| Task details |
Give only the number of lines below that contain the word "pages".

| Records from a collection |
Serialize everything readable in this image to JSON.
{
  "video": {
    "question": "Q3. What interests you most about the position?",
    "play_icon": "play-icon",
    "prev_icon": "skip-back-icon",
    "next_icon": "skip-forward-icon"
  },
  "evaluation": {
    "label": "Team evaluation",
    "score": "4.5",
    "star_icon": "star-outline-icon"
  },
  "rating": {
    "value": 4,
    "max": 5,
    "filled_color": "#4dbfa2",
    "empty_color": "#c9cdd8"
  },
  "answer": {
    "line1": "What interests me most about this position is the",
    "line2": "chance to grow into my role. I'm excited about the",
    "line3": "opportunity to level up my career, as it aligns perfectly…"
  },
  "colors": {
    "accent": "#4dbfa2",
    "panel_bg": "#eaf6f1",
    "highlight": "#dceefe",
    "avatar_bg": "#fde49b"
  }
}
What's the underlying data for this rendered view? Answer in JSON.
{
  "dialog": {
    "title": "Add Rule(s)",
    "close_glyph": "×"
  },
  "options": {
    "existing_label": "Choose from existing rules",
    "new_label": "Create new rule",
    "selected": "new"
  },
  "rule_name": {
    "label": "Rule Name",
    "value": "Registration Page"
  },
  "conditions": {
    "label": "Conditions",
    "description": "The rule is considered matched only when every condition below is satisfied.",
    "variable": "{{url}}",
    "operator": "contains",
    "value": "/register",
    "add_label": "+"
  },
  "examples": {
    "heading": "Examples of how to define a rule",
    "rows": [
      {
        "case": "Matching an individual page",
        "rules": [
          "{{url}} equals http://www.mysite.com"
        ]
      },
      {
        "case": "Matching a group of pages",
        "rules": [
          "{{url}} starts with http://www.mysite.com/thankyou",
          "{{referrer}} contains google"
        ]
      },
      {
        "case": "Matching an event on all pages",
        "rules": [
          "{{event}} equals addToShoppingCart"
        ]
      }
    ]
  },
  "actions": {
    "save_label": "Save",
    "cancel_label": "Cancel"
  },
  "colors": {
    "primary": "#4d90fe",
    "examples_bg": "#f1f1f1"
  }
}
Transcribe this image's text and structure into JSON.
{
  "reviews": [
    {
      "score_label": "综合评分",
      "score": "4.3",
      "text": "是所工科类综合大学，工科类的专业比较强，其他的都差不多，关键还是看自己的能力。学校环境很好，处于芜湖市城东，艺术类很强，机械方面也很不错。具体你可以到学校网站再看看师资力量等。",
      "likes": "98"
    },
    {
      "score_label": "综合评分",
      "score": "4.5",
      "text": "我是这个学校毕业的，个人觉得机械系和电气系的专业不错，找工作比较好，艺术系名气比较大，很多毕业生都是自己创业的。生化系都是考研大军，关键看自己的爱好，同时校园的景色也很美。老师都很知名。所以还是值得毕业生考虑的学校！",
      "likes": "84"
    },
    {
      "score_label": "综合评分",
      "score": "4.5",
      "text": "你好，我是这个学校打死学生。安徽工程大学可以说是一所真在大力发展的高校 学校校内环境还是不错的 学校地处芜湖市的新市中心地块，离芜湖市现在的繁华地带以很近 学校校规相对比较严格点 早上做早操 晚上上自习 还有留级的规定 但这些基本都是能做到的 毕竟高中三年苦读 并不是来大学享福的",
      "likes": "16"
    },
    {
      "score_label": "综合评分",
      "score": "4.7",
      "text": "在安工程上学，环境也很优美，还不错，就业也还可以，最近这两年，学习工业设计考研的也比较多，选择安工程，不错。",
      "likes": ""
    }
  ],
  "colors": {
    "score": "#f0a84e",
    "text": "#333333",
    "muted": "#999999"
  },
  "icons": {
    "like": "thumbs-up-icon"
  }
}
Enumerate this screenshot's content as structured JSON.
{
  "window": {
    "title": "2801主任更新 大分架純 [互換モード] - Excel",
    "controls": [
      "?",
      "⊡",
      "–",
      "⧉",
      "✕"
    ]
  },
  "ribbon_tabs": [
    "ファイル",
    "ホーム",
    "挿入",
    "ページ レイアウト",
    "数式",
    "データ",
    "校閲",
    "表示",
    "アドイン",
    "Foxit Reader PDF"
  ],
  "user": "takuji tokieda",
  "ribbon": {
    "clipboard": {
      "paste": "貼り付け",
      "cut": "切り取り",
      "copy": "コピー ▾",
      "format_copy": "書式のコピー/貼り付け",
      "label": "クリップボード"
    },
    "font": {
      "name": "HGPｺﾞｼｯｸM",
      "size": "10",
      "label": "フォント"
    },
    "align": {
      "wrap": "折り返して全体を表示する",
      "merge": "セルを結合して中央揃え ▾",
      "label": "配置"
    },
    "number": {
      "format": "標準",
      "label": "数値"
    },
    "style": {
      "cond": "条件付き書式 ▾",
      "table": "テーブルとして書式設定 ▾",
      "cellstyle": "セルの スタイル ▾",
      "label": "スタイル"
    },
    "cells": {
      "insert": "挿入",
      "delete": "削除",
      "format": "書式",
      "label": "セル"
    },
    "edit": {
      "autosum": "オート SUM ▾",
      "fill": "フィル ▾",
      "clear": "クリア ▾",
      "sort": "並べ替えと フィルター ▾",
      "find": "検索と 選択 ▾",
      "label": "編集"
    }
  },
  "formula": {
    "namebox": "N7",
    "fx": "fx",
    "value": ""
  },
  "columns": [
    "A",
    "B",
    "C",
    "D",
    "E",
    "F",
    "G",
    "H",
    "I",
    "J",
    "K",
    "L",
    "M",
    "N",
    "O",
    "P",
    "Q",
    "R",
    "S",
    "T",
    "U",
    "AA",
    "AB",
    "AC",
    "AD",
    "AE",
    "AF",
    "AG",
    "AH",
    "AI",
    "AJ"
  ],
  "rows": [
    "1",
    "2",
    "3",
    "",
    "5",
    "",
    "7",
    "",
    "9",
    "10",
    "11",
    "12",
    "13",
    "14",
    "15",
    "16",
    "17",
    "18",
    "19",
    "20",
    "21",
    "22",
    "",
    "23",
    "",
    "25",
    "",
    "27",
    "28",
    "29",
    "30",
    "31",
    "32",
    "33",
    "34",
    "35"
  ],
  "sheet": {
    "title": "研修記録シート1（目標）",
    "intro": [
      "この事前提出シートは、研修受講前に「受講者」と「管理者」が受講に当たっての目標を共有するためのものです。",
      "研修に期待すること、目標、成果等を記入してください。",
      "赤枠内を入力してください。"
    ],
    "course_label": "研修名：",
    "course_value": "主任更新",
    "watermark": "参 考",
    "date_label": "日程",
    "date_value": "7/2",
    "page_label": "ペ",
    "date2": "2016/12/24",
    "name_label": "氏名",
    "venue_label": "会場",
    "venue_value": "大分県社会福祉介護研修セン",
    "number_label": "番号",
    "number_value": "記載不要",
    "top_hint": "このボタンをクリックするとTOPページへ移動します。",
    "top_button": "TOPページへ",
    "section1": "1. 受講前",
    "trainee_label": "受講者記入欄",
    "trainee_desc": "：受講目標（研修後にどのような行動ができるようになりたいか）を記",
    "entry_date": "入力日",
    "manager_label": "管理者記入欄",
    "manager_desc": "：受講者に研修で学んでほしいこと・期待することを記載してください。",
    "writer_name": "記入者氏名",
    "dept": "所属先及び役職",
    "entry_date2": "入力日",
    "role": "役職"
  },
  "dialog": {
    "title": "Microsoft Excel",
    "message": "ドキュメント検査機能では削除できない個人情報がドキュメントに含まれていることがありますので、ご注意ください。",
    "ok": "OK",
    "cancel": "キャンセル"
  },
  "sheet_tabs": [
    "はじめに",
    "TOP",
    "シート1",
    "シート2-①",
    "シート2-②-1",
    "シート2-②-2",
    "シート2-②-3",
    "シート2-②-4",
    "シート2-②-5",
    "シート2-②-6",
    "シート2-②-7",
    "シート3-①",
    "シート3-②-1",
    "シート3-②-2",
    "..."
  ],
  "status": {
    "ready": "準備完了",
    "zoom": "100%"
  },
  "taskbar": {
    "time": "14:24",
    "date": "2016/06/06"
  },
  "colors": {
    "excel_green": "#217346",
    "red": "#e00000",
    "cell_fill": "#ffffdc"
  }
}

| Response to the task |
2